▶ **TASK DESCRIPTION**
Go through the data and copy each line where the word "time" shows up.

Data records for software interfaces
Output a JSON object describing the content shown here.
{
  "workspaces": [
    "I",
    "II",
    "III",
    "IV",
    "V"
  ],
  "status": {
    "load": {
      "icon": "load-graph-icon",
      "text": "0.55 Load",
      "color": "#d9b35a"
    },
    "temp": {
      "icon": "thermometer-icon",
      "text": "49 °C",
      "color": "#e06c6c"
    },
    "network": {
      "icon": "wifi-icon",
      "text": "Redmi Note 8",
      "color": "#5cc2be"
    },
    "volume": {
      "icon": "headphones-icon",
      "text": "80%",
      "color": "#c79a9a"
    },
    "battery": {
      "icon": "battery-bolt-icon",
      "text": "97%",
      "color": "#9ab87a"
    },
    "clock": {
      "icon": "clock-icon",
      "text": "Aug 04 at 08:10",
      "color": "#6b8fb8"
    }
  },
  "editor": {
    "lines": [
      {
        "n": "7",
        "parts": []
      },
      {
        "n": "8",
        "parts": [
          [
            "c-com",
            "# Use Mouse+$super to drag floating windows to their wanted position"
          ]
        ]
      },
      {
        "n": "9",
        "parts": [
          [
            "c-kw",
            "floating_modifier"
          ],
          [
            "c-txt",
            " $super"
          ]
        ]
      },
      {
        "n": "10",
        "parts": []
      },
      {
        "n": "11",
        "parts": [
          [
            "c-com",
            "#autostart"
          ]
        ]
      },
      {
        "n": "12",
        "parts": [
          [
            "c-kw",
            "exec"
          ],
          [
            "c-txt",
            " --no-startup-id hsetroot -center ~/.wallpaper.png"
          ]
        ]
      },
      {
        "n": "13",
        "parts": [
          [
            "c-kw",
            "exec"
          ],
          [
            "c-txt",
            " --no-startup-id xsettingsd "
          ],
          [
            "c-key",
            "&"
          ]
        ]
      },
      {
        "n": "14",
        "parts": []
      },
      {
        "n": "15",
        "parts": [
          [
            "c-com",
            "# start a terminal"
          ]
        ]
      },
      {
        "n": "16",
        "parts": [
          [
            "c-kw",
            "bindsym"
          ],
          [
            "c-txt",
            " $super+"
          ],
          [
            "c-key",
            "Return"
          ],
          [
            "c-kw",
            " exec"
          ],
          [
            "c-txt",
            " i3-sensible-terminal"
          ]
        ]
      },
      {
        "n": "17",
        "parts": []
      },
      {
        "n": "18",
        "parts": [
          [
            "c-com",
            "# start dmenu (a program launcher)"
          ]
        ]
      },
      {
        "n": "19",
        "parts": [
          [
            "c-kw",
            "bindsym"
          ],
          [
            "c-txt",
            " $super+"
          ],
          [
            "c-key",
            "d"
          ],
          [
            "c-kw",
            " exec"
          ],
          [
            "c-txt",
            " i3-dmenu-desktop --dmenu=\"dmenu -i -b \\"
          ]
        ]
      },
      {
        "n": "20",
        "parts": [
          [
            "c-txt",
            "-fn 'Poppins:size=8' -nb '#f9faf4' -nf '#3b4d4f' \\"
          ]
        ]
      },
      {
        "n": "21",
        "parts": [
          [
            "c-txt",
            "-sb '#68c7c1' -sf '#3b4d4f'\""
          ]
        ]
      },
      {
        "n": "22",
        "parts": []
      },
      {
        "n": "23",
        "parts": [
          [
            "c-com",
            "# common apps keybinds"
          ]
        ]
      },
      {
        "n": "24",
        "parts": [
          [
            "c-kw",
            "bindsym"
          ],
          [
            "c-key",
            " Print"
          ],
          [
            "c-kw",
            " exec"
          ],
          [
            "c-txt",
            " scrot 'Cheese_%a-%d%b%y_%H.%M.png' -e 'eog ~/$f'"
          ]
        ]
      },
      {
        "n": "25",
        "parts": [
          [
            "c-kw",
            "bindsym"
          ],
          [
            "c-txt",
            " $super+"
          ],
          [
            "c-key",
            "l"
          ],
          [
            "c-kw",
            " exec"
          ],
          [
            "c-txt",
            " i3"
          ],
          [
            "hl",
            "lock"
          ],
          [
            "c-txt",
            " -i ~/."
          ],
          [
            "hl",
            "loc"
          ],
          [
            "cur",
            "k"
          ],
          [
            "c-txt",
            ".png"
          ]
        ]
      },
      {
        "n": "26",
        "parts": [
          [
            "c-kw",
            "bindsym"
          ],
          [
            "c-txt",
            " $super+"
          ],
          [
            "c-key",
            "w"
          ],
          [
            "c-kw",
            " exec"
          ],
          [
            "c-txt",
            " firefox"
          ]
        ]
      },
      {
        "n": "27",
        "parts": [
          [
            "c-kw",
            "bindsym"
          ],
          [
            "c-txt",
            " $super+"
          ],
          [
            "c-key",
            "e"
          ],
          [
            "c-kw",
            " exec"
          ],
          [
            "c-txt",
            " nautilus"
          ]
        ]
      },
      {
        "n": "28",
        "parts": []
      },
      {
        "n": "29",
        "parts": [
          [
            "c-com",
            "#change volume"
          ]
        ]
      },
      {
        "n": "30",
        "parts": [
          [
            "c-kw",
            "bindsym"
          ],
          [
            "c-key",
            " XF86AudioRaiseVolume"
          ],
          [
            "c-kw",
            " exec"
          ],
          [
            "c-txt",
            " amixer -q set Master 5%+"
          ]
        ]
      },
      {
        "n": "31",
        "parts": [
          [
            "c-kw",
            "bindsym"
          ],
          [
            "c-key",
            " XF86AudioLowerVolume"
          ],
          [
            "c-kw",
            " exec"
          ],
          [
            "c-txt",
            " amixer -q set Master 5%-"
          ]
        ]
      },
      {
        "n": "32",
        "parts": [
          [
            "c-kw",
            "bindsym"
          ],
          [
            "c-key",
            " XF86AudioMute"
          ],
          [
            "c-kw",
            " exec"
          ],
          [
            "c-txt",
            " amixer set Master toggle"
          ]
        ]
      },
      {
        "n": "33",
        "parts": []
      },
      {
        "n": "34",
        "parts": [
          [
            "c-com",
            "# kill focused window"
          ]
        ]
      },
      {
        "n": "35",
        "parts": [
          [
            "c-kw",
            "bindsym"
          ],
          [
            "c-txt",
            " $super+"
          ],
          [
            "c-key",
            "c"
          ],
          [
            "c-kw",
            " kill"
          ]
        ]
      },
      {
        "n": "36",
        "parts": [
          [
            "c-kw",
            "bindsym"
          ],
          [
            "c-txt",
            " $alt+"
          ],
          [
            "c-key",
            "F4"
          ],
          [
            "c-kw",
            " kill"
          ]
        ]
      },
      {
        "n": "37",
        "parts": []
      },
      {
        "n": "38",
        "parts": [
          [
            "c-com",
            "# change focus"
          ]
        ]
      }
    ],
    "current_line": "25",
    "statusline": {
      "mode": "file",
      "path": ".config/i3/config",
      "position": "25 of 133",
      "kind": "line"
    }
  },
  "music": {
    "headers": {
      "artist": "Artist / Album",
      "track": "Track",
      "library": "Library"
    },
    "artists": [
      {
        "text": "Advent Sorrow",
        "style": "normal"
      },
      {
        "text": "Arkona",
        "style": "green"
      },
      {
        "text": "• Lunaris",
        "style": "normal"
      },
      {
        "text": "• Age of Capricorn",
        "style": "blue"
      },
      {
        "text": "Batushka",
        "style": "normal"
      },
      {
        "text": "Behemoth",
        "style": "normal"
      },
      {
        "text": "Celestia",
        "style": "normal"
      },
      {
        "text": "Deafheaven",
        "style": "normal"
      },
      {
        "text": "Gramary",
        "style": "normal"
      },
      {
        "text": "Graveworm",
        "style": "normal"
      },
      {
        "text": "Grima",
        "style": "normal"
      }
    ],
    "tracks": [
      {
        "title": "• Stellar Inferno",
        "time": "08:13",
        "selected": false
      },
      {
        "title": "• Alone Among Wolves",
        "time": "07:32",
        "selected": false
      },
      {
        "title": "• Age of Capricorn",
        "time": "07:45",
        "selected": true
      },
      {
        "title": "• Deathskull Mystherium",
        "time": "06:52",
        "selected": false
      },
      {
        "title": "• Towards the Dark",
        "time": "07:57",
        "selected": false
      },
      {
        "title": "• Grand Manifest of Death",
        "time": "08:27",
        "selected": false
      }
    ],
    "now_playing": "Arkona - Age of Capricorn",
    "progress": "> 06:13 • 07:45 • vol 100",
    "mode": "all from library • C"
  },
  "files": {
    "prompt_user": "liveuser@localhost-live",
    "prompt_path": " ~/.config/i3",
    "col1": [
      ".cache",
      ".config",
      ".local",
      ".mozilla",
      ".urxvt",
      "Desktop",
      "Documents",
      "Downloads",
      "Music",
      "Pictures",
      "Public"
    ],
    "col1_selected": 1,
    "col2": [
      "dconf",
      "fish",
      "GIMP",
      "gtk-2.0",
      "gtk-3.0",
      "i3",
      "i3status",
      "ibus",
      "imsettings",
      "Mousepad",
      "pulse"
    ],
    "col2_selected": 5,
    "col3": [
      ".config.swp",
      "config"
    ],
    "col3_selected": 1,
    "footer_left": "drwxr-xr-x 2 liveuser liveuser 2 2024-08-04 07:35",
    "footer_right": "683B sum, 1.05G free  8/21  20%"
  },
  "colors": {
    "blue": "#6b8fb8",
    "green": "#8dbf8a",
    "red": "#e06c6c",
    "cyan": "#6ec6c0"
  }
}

▶ **EXPECTED ANSWER**
        "time": "08:13",
        "time": "07:32",
        "time": "07:45",
        "time": "06:52",
        "time": "07:57",
        "time": "08:27",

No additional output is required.